La Belle Dame Sans Merci

Ah, what can ail thee, wretched wight,
 Alone and palely loitering;
 The sedge is wither’d from the lake,
 And no birds sing.
 
 Ah, what can ail thee, wretched wight,
 So haggard and so woe-begone?
 The squirrel’s granary is full,
 And the harvest’s done.
 
 I see a lily on thy brow,
 With anguish moist and fever dew;
 And on thy cheek a fading rose
 Fast withereth too.
 
 I met a lady in the meads
 Full beautiful, a faery’s child;
 Her hair was long, her foot was light,
 And her eyes were wild.
 
 I set her on my pacing steed,
 And nothing else saw all day long;
 For sideways would she lean, and sing
 A faery’s song.
 
 I made a garland for her head,
 And bracelets too, and fragrant zone;
 She look’d at me as she did love,
 And made sweet moan.
 
 She found me roots of relish sweet,
 And honey wild, and manna dew;
 And sure in language strange she said,
 I love thee true.
 
 She took me to her elfin grot,
 And there she gaz’d and sighed deep,
 And there I shut her wild sad eyes–
 So kiss’d to sleep.
 
 And there we slumber’d on the moss,
 And there I dream’d, ah woe betide,
 The latest dream I ever dream’d
 On the cold hill side.
 
 I saw pale kings, and princes too,
 Pale warriors, death-pale were they all;
 Who cry’d–”La belle Dame sans merci
 Hath thee in thrall!”.
 
 I saw their starv’d lips in the gloam
 With horrid warning gaped wide,
 And I awoke, and found me here
 On the cold hill side.
 
 And this is why I sojourn here
 Alone and palely loitering,
 Though the sedge is wither’d from the lake,
 And no birds sing.

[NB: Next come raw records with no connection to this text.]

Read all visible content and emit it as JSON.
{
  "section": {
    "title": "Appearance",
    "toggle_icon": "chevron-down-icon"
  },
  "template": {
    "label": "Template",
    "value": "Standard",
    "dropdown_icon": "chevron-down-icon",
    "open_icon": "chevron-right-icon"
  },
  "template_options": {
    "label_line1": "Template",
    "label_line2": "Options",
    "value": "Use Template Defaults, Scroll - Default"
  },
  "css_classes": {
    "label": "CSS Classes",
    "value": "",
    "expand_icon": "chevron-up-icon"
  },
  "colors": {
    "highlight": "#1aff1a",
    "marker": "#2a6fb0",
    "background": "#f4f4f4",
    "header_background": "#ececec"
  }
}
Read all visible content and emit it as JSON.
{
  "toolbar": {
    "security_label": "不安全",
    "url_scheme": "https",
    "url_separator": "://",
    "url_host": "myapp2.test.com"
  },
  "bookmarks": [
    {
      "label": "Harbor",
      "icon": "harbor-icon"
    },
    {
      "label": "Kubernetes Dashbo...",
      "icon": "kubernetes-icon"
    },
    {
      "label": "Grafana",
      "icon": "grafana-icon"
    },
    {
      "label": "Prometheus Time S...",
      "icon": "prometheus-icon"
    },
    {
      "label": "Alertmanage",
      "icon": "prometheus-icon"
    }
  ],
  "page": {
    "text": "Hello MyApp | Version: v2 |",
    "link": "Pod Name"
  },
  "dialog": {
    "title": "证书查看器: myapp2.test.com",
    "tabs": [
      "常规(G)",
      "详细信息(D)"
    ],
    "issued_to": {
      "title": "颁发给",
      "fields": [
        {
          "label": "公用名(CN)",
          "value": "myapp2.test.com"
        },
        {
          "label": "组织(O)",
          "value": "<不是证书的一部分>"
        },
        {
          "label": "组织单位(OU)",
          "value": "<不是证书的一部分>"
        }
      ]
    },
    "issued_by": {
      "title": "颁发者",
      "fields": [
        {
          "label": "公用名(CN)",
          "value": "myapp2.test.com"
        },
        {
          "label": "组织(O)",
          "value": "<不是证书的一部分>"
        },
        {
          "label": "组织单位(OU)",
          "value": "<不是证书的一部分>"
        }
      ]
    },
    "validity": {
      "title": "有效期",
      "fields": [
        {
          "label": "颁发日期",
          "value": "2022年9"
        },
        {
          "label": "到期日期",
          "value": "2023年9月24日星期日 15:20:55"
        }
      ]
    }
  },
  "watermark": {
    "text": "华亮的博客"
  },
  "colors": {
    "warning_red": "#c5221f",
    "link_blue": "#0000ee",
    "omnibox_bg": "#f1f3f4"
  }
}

- By: John Keats

(The Romantic Poets)            (British Poets)         (Poem of the Day)